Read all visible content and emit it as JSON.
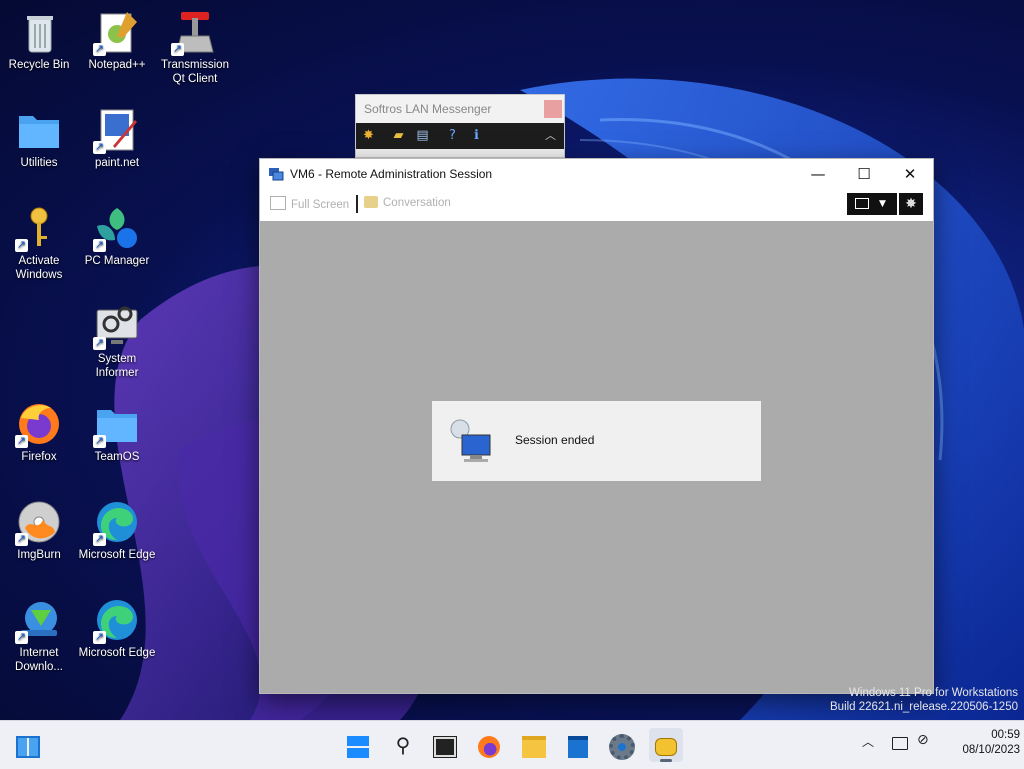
{
  "desktop": {
    "icons": [
      {
        "label": "Recycle Bin"
      },
      {
        "label": "Notepad++"
      },
      {
        "label": "Transmission Qt Client"
      },
      {
        "label": "Utilities"
      },
      {
        "label": "paint.net"
      },
      {
        "label": "Activate Windows"
      },
      {
        "label": "PC Manager"
      },
      {
        "label": "System Informer"
      },
      {
        "label": "Firefox"
      },
      {
        "label": "TeamOS"
      },
      {
        "label": "ImgBurn"
      },
      {
        "label": "Microsoft Edge"
      },
      {
        "label": "Internet Downlo..."
      },
      {
        "label": "Microsoft Edge"
      }
    ],
    "watermark": {
      "line1": "Windows 11 Pro for Workstations",
      "line2": "Build 22621.ni_release.220506-1250"
    }
  },
  "messenger": {
    "title": "Softros LAN Messenger"
  },
  "window": {
    "title": "VM6 - Remote Administration Session",
    "toolbar": {
      "full_screen": "Full Screen",
      "conversation": "Conversation"
    },
    "dialog": {
      "message": "Session ended"
    }
  },
  "taskbar": {
    "time": "00:59",
    "date": "08/10/2023"
  },
  "colors": {
    "taskbar": "#eef0f6",
    "session_bg": "#ababab",
    "accent": "#0067c0"
  }
}
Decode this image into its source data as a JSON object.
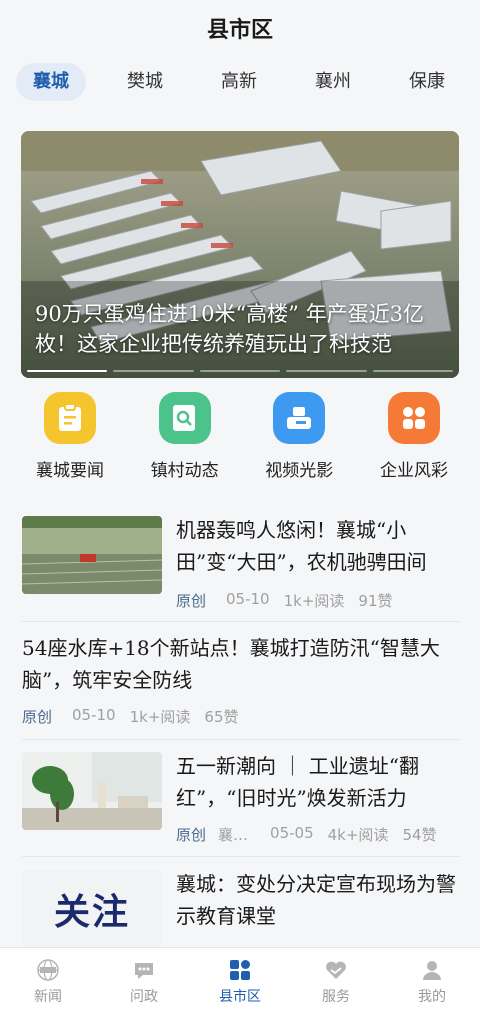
{
  "header": {
    "title": "县市区"
  },
  "tabs": [
    {
      "label": "襄城",
      "active": true
    },
    {
      "label": "樊城",
      "active": false
    },
    {
      "label": "高新",
      "active": false
    },
    {
      "label": "襄州",
      "active": false
    },
    {
      "label": "保康",
      "active": false
    }
  ],
  "banner": {
    "caption": "90万只蛋鸡住进10米“高楼” 年产蛋近3亿枚！这家企业把传统养殖玩出了科技范",
    "slide_count": 5,
    "active_slide": 1
  },
  "shortcuts": [
    {
      "label": "襄城要闻",
      "icon": "document-icon",
      "color": "#f5c52e"
    },
    {
      "label": "镇村动态",
      "icon": "search-doc-icon",
      "color": "#4cc38a"
    },
    {
      "label": "视频光影",
      "icon": "video-camera-icon",
      "color": "#3d9af0"
    },
    {
      "label": "企业风彩",
      "icon": "grid-icon",
      "color": "#f57a35"
    }
  ],
  "news": [
    {
      "title": "机器轰鸣人悠闲！襄城“小田”变“大田”，农机驰骋田间",
      "tag": "原创",
      "date": "05-10",
      "reads": "1k+阅读",
      "likes": "91赞",
      "thumb": "farm-field"
    },
    {
      "title": "54座水库+18个新站点！襄城打造防汛“智慧大脑”，筑牢安全防线",
      "tag": "原创",
      "date": "05-10",
      "reads": "1k+阅读",
      "likes": "65赞"
    },
    {
      "title": "五一新潮向 ｜ 工业遗址“翻红”，“旧时光”焕发新活力",
      "tag": "原创",
      "source": "襄…",
      "date": "05-05",
      "reads": "4k+阅读",
      "likes": "54赞",
      "thumb": "interior"
    },
    {
      "title": "襄城：变处分决定宣布现场为警示教育课堂",
      "thumb_text": "关注"
    }
  ],
  "tabbar": [
    {
      "label": "新闻",
      "icon": "globe-news-icon",
      "active": false
    },
    {
      "label": "问政",
      "icon": "chat-icon",
      "active": false
    },
    {
      "label": "县市区",
      "icon": "grid-squares-icon",
      "active": true
    },
    {
      "label": "服务",
      "icon": "heart-hands-icon",
      "active": false
    },
    {
      "label": "我的",
      "icon": "user-icon",
      "active": false
    }
  ],
  "colors": {
    "accent": "#1f5fae",
    "tab_active_bg": "#e3ebf6"
  }
}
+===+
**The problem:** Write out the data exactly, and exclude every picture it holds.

**Answer space:**
Read all visible content and emit it as JSON.
{
  "desktop": {
    "icons": [
      {
        "label": "Recycle Bin"
      },
      {
        "label": "Notepad++"
      },
      {
        "label": "Transmission Qt Client"
      },
      {
        "label": "Utilities"
      },
      {
        "label": "paint.net"
      },
      {
        "label": "Activate Windows"
      },
      {
        "label": "PC Manager"
      },
      {
        "label": "System Informer"
      },
      {
        "label": "Firefox"
      },
      {
        "label": "TeamOS"
      },
      {
        "label": "ImgBurn"
      },
      {
        "label": "Microsoft Edge"
      },
      {
        "label": "Internet Downlo..."
      },
      {
        "label": "Microsoft Edge"
      }
    ],
    "watermark": {
      "line1": "Windows 11 Pro for Workstations",
      "line2": "Build 22621.ni_release.220506-1250"
    }
  },
  "messenger": {
    "title": "Softros LAN Messenger"
  },
  "window": {
    "title": "VM6 - Remote Administration Session",
    "toolbar": {
      "full_screen": "Full Screen",
      "conversation": "Conversation"
    },
    "dialog": {
      "message": "Session ended"
    }
  },
  "taskbar": {
    "time": "00:59",
    "date": "08/10/2023"
  },
  "colors": {
    "taskbar": "#eef0f6",
    "session_bg": "#ababab",
    "accent": "#0067c0"
  }
}
Decode this image into its source data as a JSON object.
{
  "header": {
    "title": "县市区"
  },
  "tabs": [
    {
      "label": "襄城",
      "active": true
    },
    {
      "label": "樊城",
      "active": false
    },
    {
      "label": "高新",
      "active": false
    },
    {
      "label": "襄州",
      "active": false
    },
    {
      "label": "保康",
      "active": false
    }
  ],
  "banner": {
    "caption": "90万只蛋鸡住进10米“高楼” 年产蛋近3亿枚！这家企业把传统养殖玩出了科技范",
    "slide_count": 5,
    "active_slide": 1
  },
  "shortcuts": [
    {
      "label": "襄城要闻",
      "icon": "document-icon",
      "color": "#f5c52e"
    },
    {
      "label": "镇村动态",
      "icon": "search-doc-icon",
      "color": "#4cc38a"
    },
    {
      "label": "视频光影",
      "icon": "video-camera-icon",
      "color": "#3d9af0"
    },
    {
      "label": "企业风彩",
      "icon": "grid-icon",
      "color": "#f57a35"
    }
  ],
  "news": [
    {
      "title": "机器轰鸣人悠闲！襄城“小田”变“大田”，农机驰骋田间",
      "tag": "原创",
      "date": "05-10",
      "reads": "1k+阅读",
      "likes": "91赞",
      "thumb": "farm-field"
    },
    {
      "title": "54座水库+18个新站点！襄城打造防汛“智慧大脑”，筑牢安全防线",
      "tag": "原创",
      "date": "05-10",
      "reads": "1k+阅读",
      "likes": "65赞"
    },
    {
      "title": "五一新潮向 ｜ 工业遗址“翻红”，“旧时光”焕发新活力",
      "tag": "原创",
      "source": "襄…",
      "date": "05-05",
      "reads": "4k+阅读",
      "likes": "54赞",
      "thumb": "interior"
    },
    {
      "title": "襄城：变处分决定宣布现场为警示教育课堂",
      "thumb_text": "关注"
    }
  ],
  "tabbar": [
    {
      "label": "新闻",
      "icon": "globe-news-icon",
      "active": false
    },
    {
      "label": "问政",
      "icon": "chat-icon",
      "active": false
    },
    {
      "label": "县市区",
      "icon": "grid-squares-icon",
      "active": true
    },
    {
      "label": "服务",
      "icon": "heart-hands-icon",
      "active": false
    },
    {
      "label": "我的",
      "icon": "user-icon",
      "active": false
    }
  ],
  "colors": {
    "accent": "#1f5fae",
    "tab_active_bg": "#e3ebf6"
  }
}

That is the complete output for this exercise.